Rolling Stone ranked this as Bowie’s second-greatest song, behind “Heroes.”
Kronomyth 4.1: Oh, god.
Changes eventually displaced “Space Oddity” as David Bowie’s signature song. It wasn’t the sensation that the futuristic “Space Oddity” was, sounding instead like a throwback to the days of music hall. But there was something in its oddly contained chaos that made you want to jump out of your own skin. Bowie, of course, would shed his own skin regularly over the next few decades, and “Changes” would become both anthem and overarching philosophy for the artist.
In time, “Changes” also became an anthem for a younger generation that was both undergoing change and undertaking change. I suppose it has since been appropriated by the transgender community, which bothers me a little but not as much as it being used by Fidelity Investments for their 2004 ad campaign. Bowie would also revisit the opening music for “TVC 15.”
The B side is Andy Warhol (hole not hull) from the same album, Hunky Dory. I’ve never cared for the creepy opening (which they cut off for the US single), but the chorus is a hoot. Of minor interest, the single credits the time for “Changes” as 2:32. It’s probably a typo, as 3:32 would be closer to the mark. “Changes” is one of several Bowie singles to chart multiple times, almost cracking the US Top 40 in 1974.
Original 7-inch single version
A1. Changes (David Bowie) (2:32*)
B1. Andy Warhol (David Bowie) (3:03)
*Incorrect track time.
Released on 7-inch single in December 1971 in the US (RCA Victor, 74-0605) and on January 14, 1972 in the UK (RCA Victor, RCA 2160) and Japan (RCA, SS-2184) with regional picture sleeve. Reached #66 on the US charts (charted on April 15, 1972 for 7 weeks). Named #127 on Rolling Stone’s Top 500 songs.
- Re-pressed on 7-inch single in 1974 in the US (RCA Victor, 74-0605 [gray label]. Re-charted to #41 on the US charts (charted on December 7, 1974 for 11 weeks).

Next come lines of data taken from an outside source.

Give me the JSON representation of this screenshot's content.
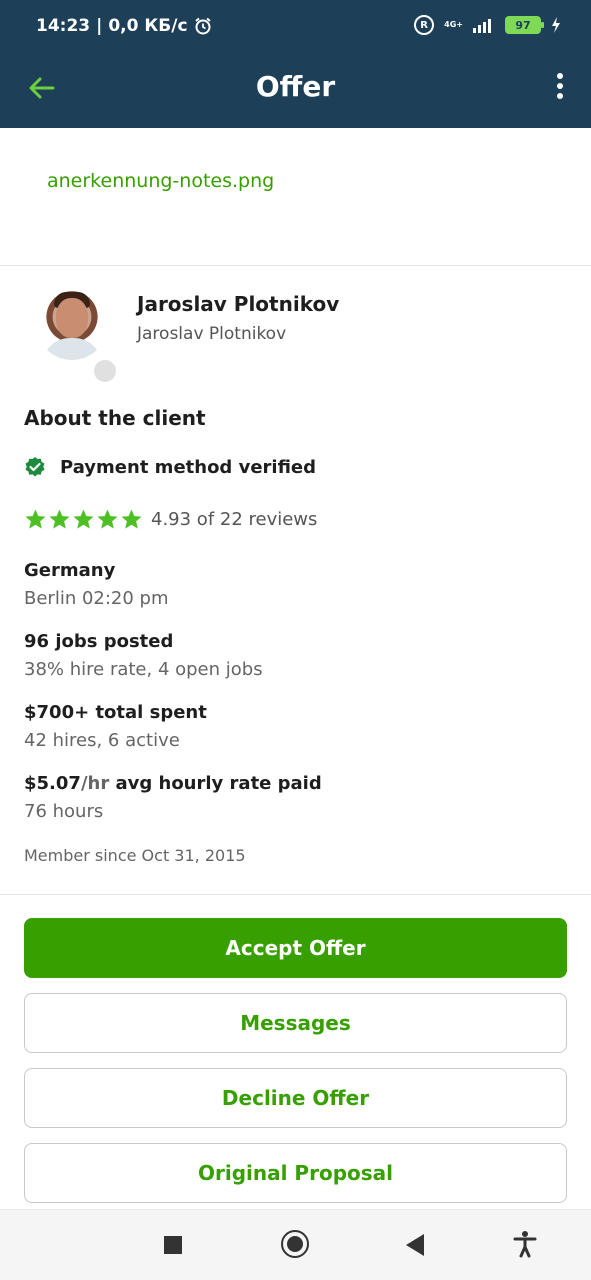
{
  "status_bar": {
    "time": "14:23",
    "speed": "0,0 КБ/с",
    "network_label": "4G+",
    "battery": "97"
  },
  "app_bar": {
    "title": "Offer"
  },
  "attachment": {
    "filename": "anerkennung-notes.png"
  },
  "client": {
    "name": "Jaroslav Plotnikov",
    "subtitle": "Jaroslav Plotnikov",
    "section_title": "About the client",
    "payment_verified": "Payment method verified",
    "rating_value": 4.93,
    "rating_stars": 5,
    "rating_text": "4.93 of 22 reviews",
    "country": "Germany",
    "local_time": "Berlin 02:20 pm",
    "jobs_posted": "96 jobs posted",
    "hire_info": "38% hire rate, 4 open jobs",
    "total_spent": "$700+ total spent",
    "hires_info": "42 hires, 6 active",
    "rate_amount": "$5.07",
    "rate_unit": "/hr",
    "rate_suffix": " avg hourly rate paid",
    "hours": "76 hours",
    "member_since": "Member since Oct 31, 2015"
  },
  "actions": {
    "accept": "Accept Offer",
    "messages": "Messages",
    "decline": "Decline Offer",
    "proposal": "Original Proposal"
  },
  "colors": {
    "header_bg": "#1d3f57",
    "accent_green": "#37a000",
    "back_arrow": "#6ccf3e"
  }
}
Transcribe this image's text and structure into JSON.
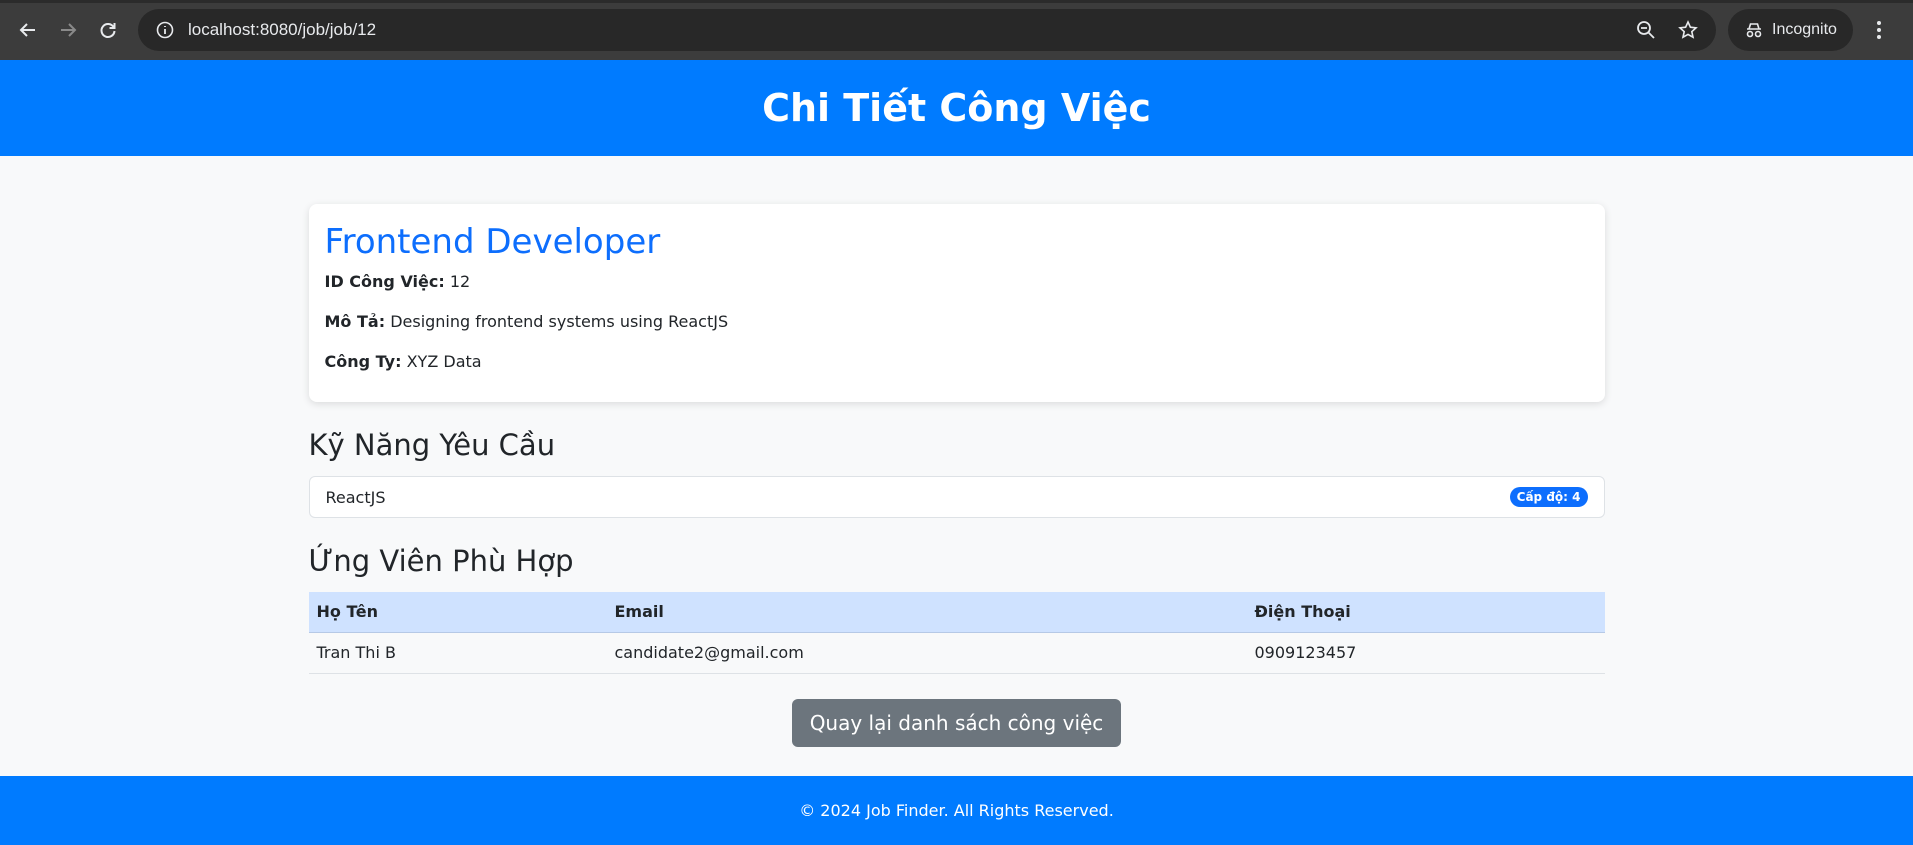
{
  "browser": {
    "url": "localhost:8080/job/job/12",
    "incognito_label": "Incognito"
  },
  "header": {
    "title": "Chi Tiết Công Việc"
  },
  "job": {
    "title": "Frontend Developer",
    "id_label": "ID Công Việc:",
    "id_value": "12",
    "desc_label": "Mô Tả:",
    "desc_value": "Designing frontend systems using ReactJS",
    "company_label": "Công Ty:",
    "company_value": "XYZ Data"
  },
  "skills": {
    "title": "Kỹ Năng Yêu Cầu",
    "items": [
      {
        "name": "ReactJS",
        "level": "Cấp độ: 4"
      }
    ]
  },
  "candidates": {
    "title": "Ứng Viên Phù Hợp",
    "headers": [
      "Họ Tên",
      "Email",
      "Điện Thoại"
    ],
    "rows": [
      {
        "name": "Tran Thi B",
        "email": "candidate2@gmail.com",
        "phone": "0909123457"
      }
    ]
  },
  "back_button": "Quay lại danh sách công việc",
  "footer": "© 2024 Job Finder. All Rights Reserved."
}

- Re-issued on 7-inch single in November 1975 in the US (RCA Gold Standard, GB-10468).